Activity.
Copy all lines below containing "icon".

Provided records.

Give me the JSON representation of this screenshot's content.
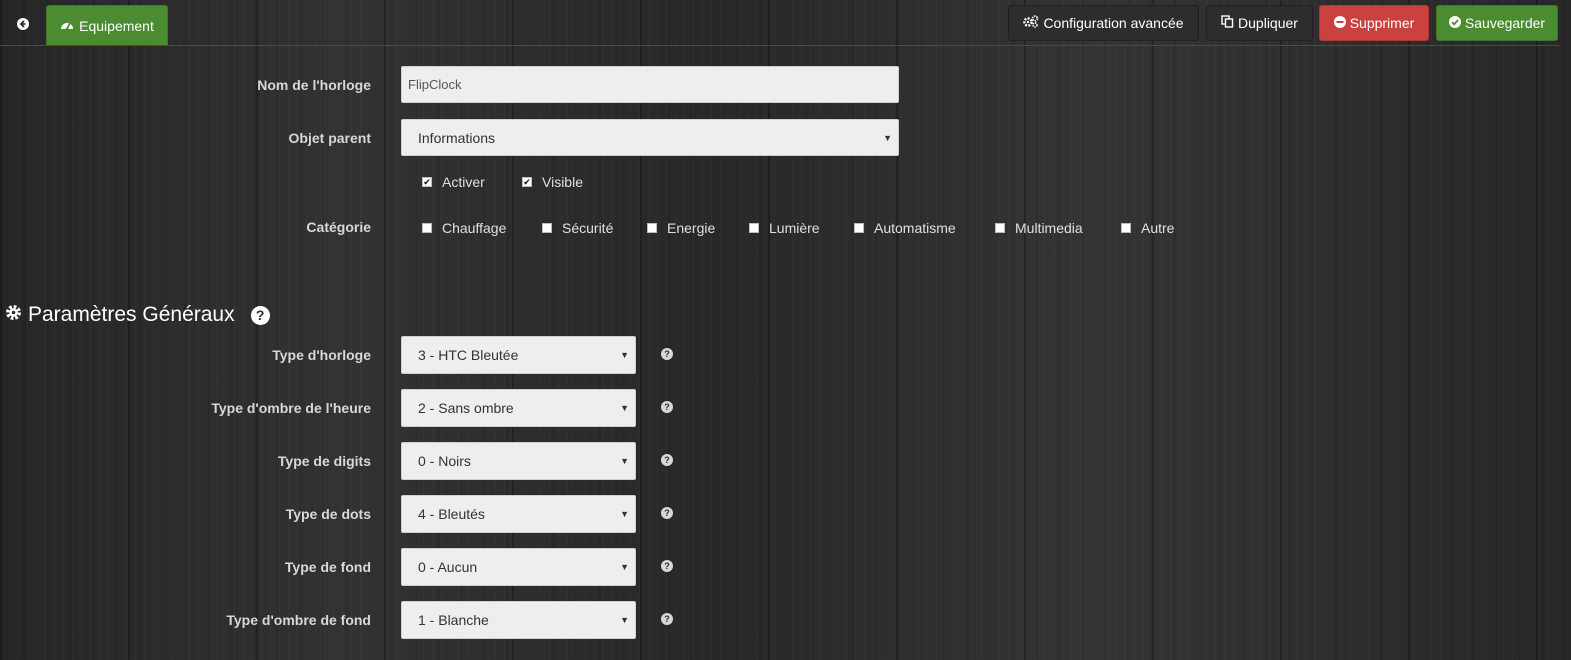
{
  "topbar": {
    "back_icon": "arrow-circle-left-icon",
    "tab_label": "Equipement",
    "tab_icon": "dashboard-icon",
    "buttons": {
      "config_label": "Configuration avancée",
      "duplicate_label": "Dupliquer",
      "delete_label": "Supprimer",
      "save_label": "Sauvegarder"
    },
    "colors": {
      "green": "#4a8c2f",
      "red": "#c9423f",
      "dark": "#2c2d2f"
    }
  },
  "form": {
    "name_label": "Nom de l'horloge",
    "name_value": "FlipClock",
    "parent_label": "Objet parent",
    "parent_value": "Informations",
    "activer_label": "Activer",
    "activer_checked": true,
    "visible_label": "Visible",
    "visible_checked": true,
    "category_label": "Catégorie",
    "categories": [
      {
        "label": "Chauffage",
        "checked": false
      },
      {
        "label": "Sécurité",
        "checked": false
      },
      {
        "label": "Energie",
        "checked": false
      },
      {
        "label": "Lumière",
        "checked": false
      },
      {
        "label": "Automatisme",
        "checked": false
      },
      {
        "label": "Multimedia",
        "checked": false
      },
      {
        "label": "Autre",
        "checked": false
      }
    ]
  },
  "section": {
    "title": "Paramètres Généraux",
    "icon": "gear-icon",
    "help_icon": "question-circle-icon"
  },
  "params": [
    {
      "label": "Type d'horloge",
      "value": "3 - HTC Bleutée"
    },
    {
      "label": "Type d'ombre de l'heure",
      "value": "2 - Sans ombre"
    },
    {
      "label": "Type de digits",
      "value": "0 - Noirs"
    },
    {
      "label": "Type de dots",
      "value": "4 - Bleutés"
    },
    {
      "label": "Type de fond",
      "value": "0 - Aucun"
    },
    {
      "label": "Type d'ombre de fond",
      "value": "1 - Blanche"
    }
  ]
}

Task response.
    "back_icon": "arrow-circle-left-icon",
    "tab_icon": "dashboard-icon",
    "icon": "gear-icon",
    "help_icon": "question-circle-icon"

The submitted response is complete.